The principle behind "the high sense of obligation" which much impressed Spry, J. in Abdalla Kombe's case is one which the people of indigenous African culture of this country (and perhaps elsewhere in Africa) have always had towards their predecessors. It is a principle which reflects their need to take care of the interests and reputations of E their predecessors, not only when the latter are disabled by old age and when in other cultures of the world such people are regarded only as a burden fit for old people's homes, but even long after their death. If, according to Spry, J., it is considered "repugnant to justice that a person should be saddled with a debt which he had not himself incurred, the incurring of which he may not have approved and from which he F had derived no benefit", why, one may ask, is it justified for a person to inherit a fortune from his predecessor for which he may have done absolutely nothing towards its acquisition?
What justification is there for the world wide practice by which governments incur national debts which are inherited by the next generation of their citizens? Surely, the G inheritability of debts under African customary law cannot be considered to be a human aberration. However, a person is not compelled to become an heir to a deceased. But once the person accepts to be an heir, the responsibility described above devolves upon that person. H
In the present case therefore, it is not only correct in law but proper in principle that the respondent, who is the sole heir of her deceased husband be liable to refund the bride price which her husband received in respect of the marriage of his sister to the appellant. The trial Primary Court found that thirty six head of cattle were refundable, but the I District Court, on appeal, reduced the number to twenty, after making allowance for the

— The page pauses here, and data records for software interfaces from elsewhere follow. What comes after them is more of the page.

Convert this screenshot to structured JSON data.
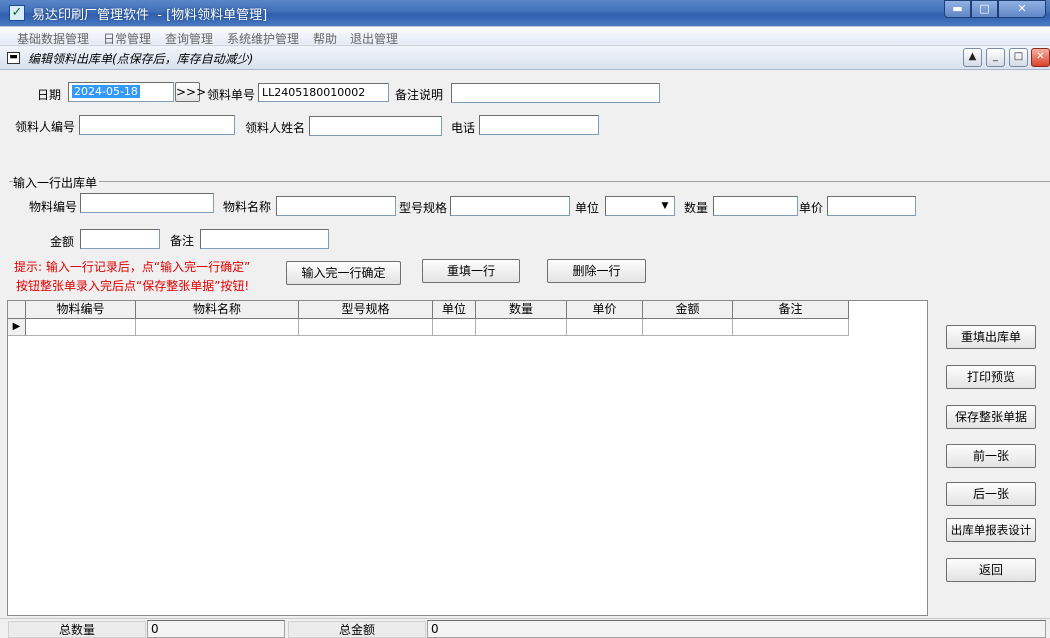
{
  "window": {
    "app_name": "易达印刷厂管理软件",
    "doc_title": "  - [物料领料单管理]",
    "minimize": "▬",
    "maximize": "□",
    "close": "✕"
  },
  "menu": [
    "基础数据管理",
    "日常管理",
    "查询管理",
    "系统维护管理",
    "帮助",
    "退出管理"
  ],
  "child": {
    "title": "编辑领料出库单(点保存后，库存自动减少)"
  },
  "header_form": {
    "date_label": "日期",
    "date_value": "2024-05-18",
    "date_btn": ">>>",
    "order_no_label": "领料单号",
    "order_no_value": "LL2405180010002",
    "remark_label": "备注说明",
    "remark_value": "",
    "picker_no_label": "领料人编号",
    "picker_no_value": "",
    "picker_name_label": "领料人姓名",
    "picker_name_value": "",
    "phone_label": "电话",
    "phone_value": ""
  },
  "line_form": {
    "group_title": "输入一行出库单",
    "code_label": "物料编号",
    "name_label": "物料名称",
    "spec_label": "型号规格",
    "unit_label": "单位",
    "qty_label": "数量",
    "price_label": "单价",
    "amount_label": "金额",
    "note_label": "备注",
    "hint_line1": "提示: 输入一行记录后，点“输入完一行确定”",
    "hint_line2": "按钮整张单录入完后点“保存整张单据”按钮!",
    "confirm_btn": "输入完一行确定",
    "refill_btn": "重填一行",
    "delete_btn": "删除一行"
  },
  "grid": {
    "columns": [
      "物料编号",
      "物料名称",
      "型号规格",
      "单位",
      "数量",
      "单价",
      "金额",
      "备注"
    ],
    "row_indicator": "▶"
  },
  "side_buttons": [
    "重填出库单",
    "打印预览",
    "保存整张单据",
    "前一张",
    "后一张",
    "出库单报表设计",
    "返回"
  ],
  "status": {
    "total_qty_label": "总数量",
    "total_qty_value": "0",
    "total_amount_label": "总金额",
    "total_amount_value": "0"
  }
}
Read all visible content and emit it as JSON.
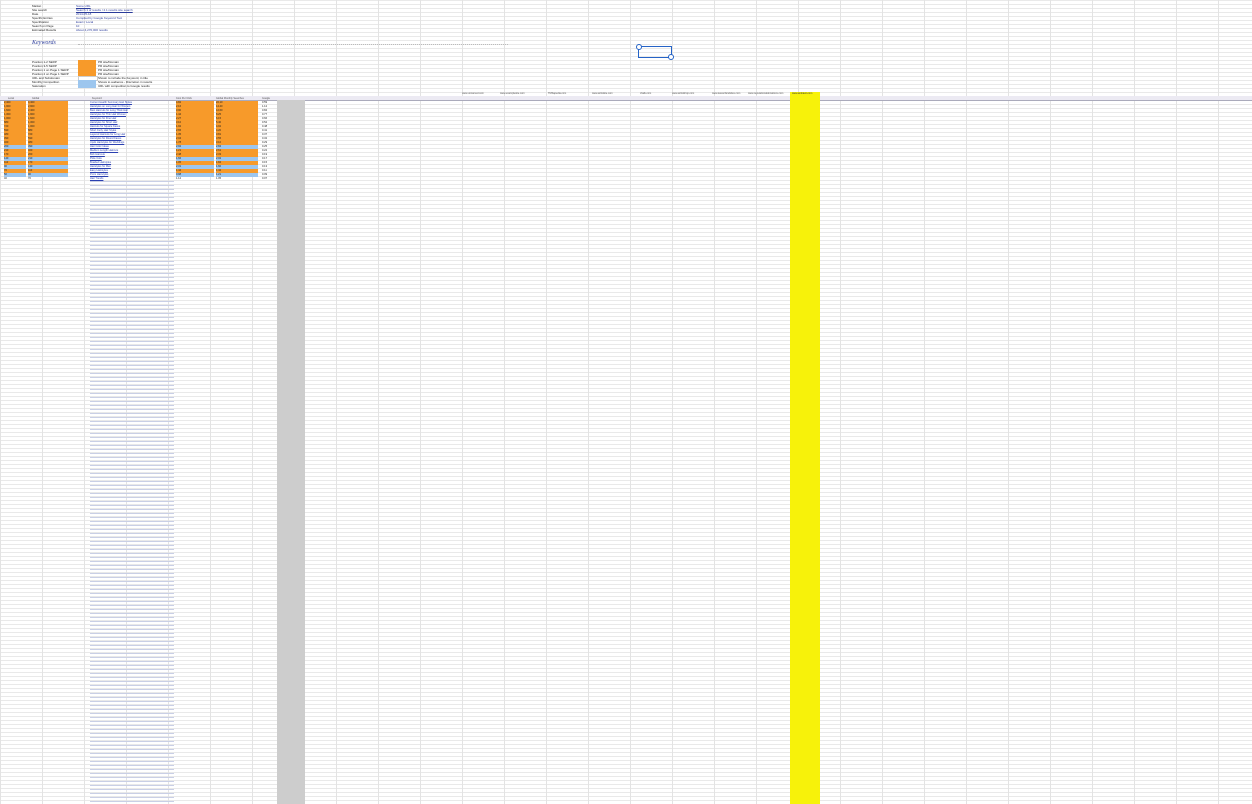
{
  "sheet": {
    "info_rows": [
      {
        "key": "Market",
        "value": "Some URL"
      },
      {
        "key": "Site search",
        "value": "Search 1 of results / 2.1 results site search"
      },
      {
        "key": "Date",
        "value": "2014-05-18"
      },
      {
        "key": "Specific Entries",
        "value": "Compiled by Google Keyword Tool"
      },
      {
        "key": "Specification",
        "value": "Exact / Local"
      },
      {
        "key": "Search on Page",
        "value": "10"
      },
      {
        "key": "Estimated Results",
        "value": "About 4,270,000 results"
      }
    ],
    "keywords_title": "Keywords",
    "legend": [
      {
        "key": "Position 1-2 SERP",
        "color": "#f79a2a",
        "text": "PR site/Domain"
      },
      {
        "key": "Position 3-5 SERP",
        "color": "#f79a2a",
        "text": "PR site/Domain"
      },
      {
        "key": "Position 1 on Page 1 SERP",
        "color": "#f79a2a",
        "text": "PR site/Domain"
      },
      {
        "key": "Position 2 on Page 1 SERP",
        "color": "#f79a2a",
        "text": "PR site/Domain"
      },
      {
        "key": "URL and Subdomain",
        "color": "#ffffff",
        "text": "Shown to include the Keyword, in title"
      },
      {
        "key": "Monthly Competition",
        "color": "#9dc6ee",
        "text": "Shows to audience - Discretion in results"
      },
      {
        "key": "Saturation",
        "color": "#9dc6ee",
        "text": "URL with competition to Google results"
      }
    ],
    "column_headers": {
      "a": "Local",
      "b": "Global",
      "c": "Keyword",
      "d": "Cost Per Click",
      "e": "Global Monthly Searches",
      "f": "Google",
      "yellow": "www.ambient.com",
      "sites": [
        "www.unnamed.com",
        "www.examplesite.com",
        "TMSapedia.com",
        "www.artistsite.com",
        "chalk.com",
        "www.artistshop.com",
        "www.teasurfandsites.com",
        "www.reputationaldonations.com"
      ]
    },
    "rows": [
      {
        "a": "2,400",
        "b": "4,400",
        "c": "Current Health Summary Hair Styles",
        "d": "4.82",
        "e": "22.10",
        "f": "0.59",
        "fill": "orange"
      },
      {
        "a": "1,900",
        "b": "2,900",
        "c": "Hairstyles on Long Hair for Women",
        "d": "2.16",
        "e": "14.40",
        "f": "1.12",
        "fill": "orange"
      },
      {
        "a": "1,600",
        "b": "2,400",
        "c": "Best Haircuts for Long Thick Hair",
        "d": "3.90",
        "e": "12.60",
        "f": "0.84",
        "fill": "orange"
      },
      {
        "a": "1,300",
        "b": "1,900",
        "c": "Hairstyles for Thin Hair Women",
        "d": "1.44",
        "e": "8.25",
        "f": "0.77",
        "fill": "orange"
      },
      {
        "a": "1,000",
        "b": "1,600",
        "c": "Hairstyles for Fine Hair",
        "d": "2.27",
        "e": "6.15",
        "f": "0.66",
        "fill": "orange"
      },
      {
        "a": "880",
        "b": "1,300",
        "c": "Hairstyles for Short Hair",
        "d": "3.10",
        "e": "5.40",
        "f": "0.52",
        "fill": "orange"
      },
      {
        "a": "720",
        "b": "1,000",
        "c": "Haircuts for Square Faces",
        "d": "1.92",
        "e": "4.92",
        "f": "0.48",
        "fill": "orange"
      },
      {
        "a": "590",
        "b": "880",
        "c": "Short Curly Hair Styles",
        "d": "2.65",
        "e": "4.20",
        "f": "0.41",
        "fill": "orange"
      },
      {
        "a": "480",
        "b": "720",
        "c": "Layered Haircuts for Long Hair",
        "d": "1.35",
        "e": "3.81",
        "f": "0.37",
        "fill": "orange"
      },
      {
        "a": "390",
        "b": "590",
        "c": "Hairstyles for Round Faces",
        "d": "2.04",
        "e": "3.55",
        "f": "0.32",
        "fill": "orange"
      },
      {
        "a": "320",
        "b": "480",
        "c": "Updo Hairstyles for Weddings",
        "d": "1.78",
        "e": "3.10",
        "f": "0.29",
        "fill": "orange"
      },
      {
        "a": "260",
        "b": "390",
        "c": "Hair Color Ideas",
        "d": "2.92",
        "e": "2.84",
        "f": "0.25",
        "fill": "blue"
      },
      {
        "a": "210",
        "b": "320",
        "c": "Medium Length Haircuts",
        "d": "1.21",
        "e": "2.61",
        "f": "0.22",
        "fill": "orange"
      },
      {
        "a": "170",
        "b": "260",
        "c": "Bob Haircuts",
        "d": "2.48",
        "e": "2.33",
        "f": "0.19",
        "fill": "orange"
      },
      {
        "a": "140",
        "b": "210",
        "c": "Pixie Cuts",
        "d": "1.66",
        "e": "2.02",
        "f": "0.17",
        "fill": "blue"
      },
      {
        "a": "110",
        "b": "170",
        "c": "Braided Hairstyles",
        "d": "1.05",
        "e": "1.84",
        "f": "0.15",
        "fill": "orange"
      },
      {
        "a": "90",
        "b": "140",
        "c": "Hairstyles for Men",
        "d": "2.31",
        "e": "1.60",
        "f": "0.13",
        "fill": "blue"
      },
      {
        "a": "70",
        "b": "110",
        "c": "Easy Hairstyles",
        "d": "1.44",
        "e": "1.42",
        "f": "0.11",
        "fill": "orange"
      },
      {
        "a": "50",
        "b": "90",
        "c": "Prom Hairstyles",
        "d": "0.98",
        "e": "1.21",
        "f": "0.09",
        "fill": "blue"
      },
      {
        "a": "40",
        "b": "70",
        "c": "Hair Trends",
        "d": "1.12",
        "e": "1.05",
        "f": "0.07",
        "fill": "none"
      }
    ]
  }
}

duration of the marriage in accordance with customary rules. We are bound to interfere A with the judgment of the High Court by allowing the appeal and setting it aside and restoring the judgment of the District Court.
B Order accordingly.